MOSCOW, July 6. /TASS/. The first flight model of the new Russian super-heavy carrier rocket will be lightweight due to the use of three, instead of five, rocket modules at the first and second stages, a source in the space rocket industry told TASS on Thursday.
"In order to galvanize work on the super-heavy carrier rocket and save costs at the same time, it is planned to test the first model in 2028, using the lightweight version of the rocket," he said.
As he put it, the rocket was named "Super-Heavy Complex-3" or "Energiya-3" ("Energy-3"), the figures standing for the number of rocket modules at the first and second stages that will be, in fact, the Soyuz-5 medium-lift rockets.
Unlike the Energiya-5 version, capable of lifting about 100 tonnes (the payload needed for a rocket to be called super heavy-lift), its lightweight version will be capable of lifting about 68 to 72 tonnes into space (if the third stage is hydrogen-fueled) and will be a heavy-lift rocket.
It was earlier stated that the start of the new super-rocket’s design might be determined in the coming weeks and would last one and a half or two years. During this time, designers will have to determine the rocket design, its specifications and set out the tasks it may be used for. The document also states the head organization and cooperation on the rocket design.
The Roscosmos state corporation declined to comment on this information.
The first launch of the super-heavy carrier rocket was earlier reported for 2028, whereas its launch pad at the Vostochny Cosmodrome should be ready by 2027. The construction of the launch infrastructure will start after the launch pad for the Angara rocket is complete. As a source in the rocket and space industry said, the launch pad for the super-heavy rocket will be built using the principles implemented for the Energiya carrier rocket at the Baikonur Cosmodrome (site No. 250).
It will be the Universal Stand-Start Complex capable of launching both the Soyuz-5 medium-lift carrier rockets and groups of rockets which may consist of carriers with different payload, including the super-heavy rocket.
In 2016, Energiya Rocket and Space Corporation CEO Vladimir Solntsev presented at a Moscow conference his project of the Energiya-5V super-heavy carrier rocket designed for a manned lunar mission. As he put it, the liquid-hydrogen upper stage for the Angara-A5V carrier will be used in the super-heavy rocket’s design along with the first and second stages of the advanced Soyuz-5 medium-lift rocket.
The source told TASS later that Energiya had roughly designed two versions of rockets to be built: the Energiya-5V-PTK (liftoff mass of 2,368 tonnes) and the Energyia-5VR-PTK (liftoff mass of 2,346 tonnes).
Both versions are capable of delivering about 100 tonnes of payload into low-earth orbit and 20.5 tonnes to lunar orbit - the estimated mass of the lunar version of the Federatsiya spacecraft.
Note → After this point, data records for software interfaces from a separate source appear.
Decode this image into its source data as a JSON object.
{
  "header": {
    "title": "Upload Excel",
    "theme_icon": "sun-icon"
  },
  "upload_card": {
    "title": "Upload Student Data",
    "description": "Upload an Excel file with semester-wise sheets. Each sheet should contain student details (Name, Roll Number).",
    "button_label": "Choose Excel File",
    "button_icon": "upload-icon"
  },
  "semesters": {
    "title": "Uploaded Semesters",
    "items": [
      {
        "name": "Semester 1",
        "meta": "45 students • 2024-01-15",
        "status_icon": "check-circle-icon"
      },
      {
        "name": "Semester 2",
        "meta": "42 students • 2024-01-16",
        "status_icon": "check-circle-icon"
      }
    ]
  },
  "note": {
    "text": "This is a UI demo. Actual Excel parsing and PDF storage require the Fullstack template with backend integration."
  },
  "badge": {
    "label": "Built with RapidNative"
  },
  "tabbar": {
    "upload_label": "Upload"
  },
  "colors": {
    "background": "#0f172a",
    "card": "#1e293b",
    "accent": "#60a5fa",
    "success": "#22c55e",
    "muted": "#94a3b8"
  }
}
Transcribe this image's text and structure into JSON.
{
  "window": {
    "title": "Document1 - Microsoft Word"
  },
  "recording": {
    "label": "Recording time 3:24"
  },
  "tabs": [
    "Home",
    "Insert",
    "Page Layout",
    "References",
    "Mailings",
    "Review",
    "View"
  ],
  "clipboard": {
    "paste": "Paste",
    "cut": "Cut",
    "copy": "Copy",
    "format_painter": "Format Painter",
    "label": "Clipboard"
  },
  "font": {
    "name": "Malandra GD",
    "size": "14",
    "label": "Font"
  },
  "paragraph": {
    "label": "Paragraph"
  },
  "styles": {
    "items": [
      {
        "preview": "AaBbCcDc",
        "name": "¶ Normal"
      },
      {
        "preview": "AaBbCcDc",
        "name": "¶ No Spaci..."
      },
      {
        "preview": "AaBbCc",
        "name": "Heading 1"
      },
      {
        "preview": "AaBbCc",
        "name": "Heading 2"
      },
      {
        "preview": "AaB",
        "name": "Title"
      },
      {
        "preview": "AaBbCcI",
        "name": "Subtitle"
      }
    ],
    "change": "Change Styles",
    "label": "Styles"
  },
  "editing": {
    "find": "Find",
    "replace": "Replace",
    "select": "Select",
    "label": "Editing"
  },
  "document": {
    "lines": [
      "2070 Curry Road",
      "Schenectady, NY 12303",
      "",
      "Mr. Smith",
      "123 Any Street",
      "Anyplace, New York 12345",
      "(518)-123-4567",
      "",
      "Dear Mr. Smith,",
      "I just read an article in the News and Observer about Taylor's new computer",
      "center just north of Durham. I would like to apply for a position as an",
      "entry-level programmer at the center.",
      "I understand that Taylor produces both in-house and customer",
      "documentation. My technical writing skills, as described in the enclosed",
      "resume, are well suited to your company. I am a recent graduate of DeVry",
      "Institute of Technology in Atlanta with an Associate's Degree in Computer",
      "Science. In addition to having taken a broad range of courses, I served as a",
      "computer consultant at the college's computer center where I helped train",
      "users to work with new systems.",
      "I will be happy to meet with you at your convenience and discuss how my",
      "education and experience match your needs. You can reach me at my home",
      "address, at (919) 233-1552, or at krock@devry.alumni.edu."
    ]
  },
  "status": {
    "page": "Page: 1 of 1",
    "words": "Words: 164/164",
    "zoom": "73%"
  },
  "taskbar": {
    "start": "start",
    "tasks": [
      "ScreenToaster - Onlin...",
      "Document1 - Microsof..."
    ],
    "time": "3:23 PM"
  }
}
A lunar take-off and landing module can be mounted on a carrier rocket instead of a spacecraft. The Block DM space tug will be used to deliver the Federatsiya spacecraft or a lunar take-off and landing module to the Moon.
According to Roscosmos, the construction of the super-heavy rocket and its infrastructure at the Vostochny Cosmodrome will cost 1.5 trillion rubles ($25 billion). The corporation earlier stated that there was no need to urge the construction of the super-heavy carrier rocket as no payloads were available for it.
According to the Energiya Rocket and Space Corporation, the development of the new Russian super-heavy carrier rocket will be 1.5 times cheaper than the re-production of the Soviet-era Energiya carrier.
The construction of the Energiya rocket and the Buran space shuttle, which were annually financed 1.3 bln rubles ($2.2 mln) by 1985, became the most ambitious program in the history of the domestic space rocket production. The Energiya was first launched on May 15, 1987 from the Baikonur Cosmodrome. It became the first Soviet rocket that used hydrogen fuel at the upper stage, as well as the most powerful domestic rocket.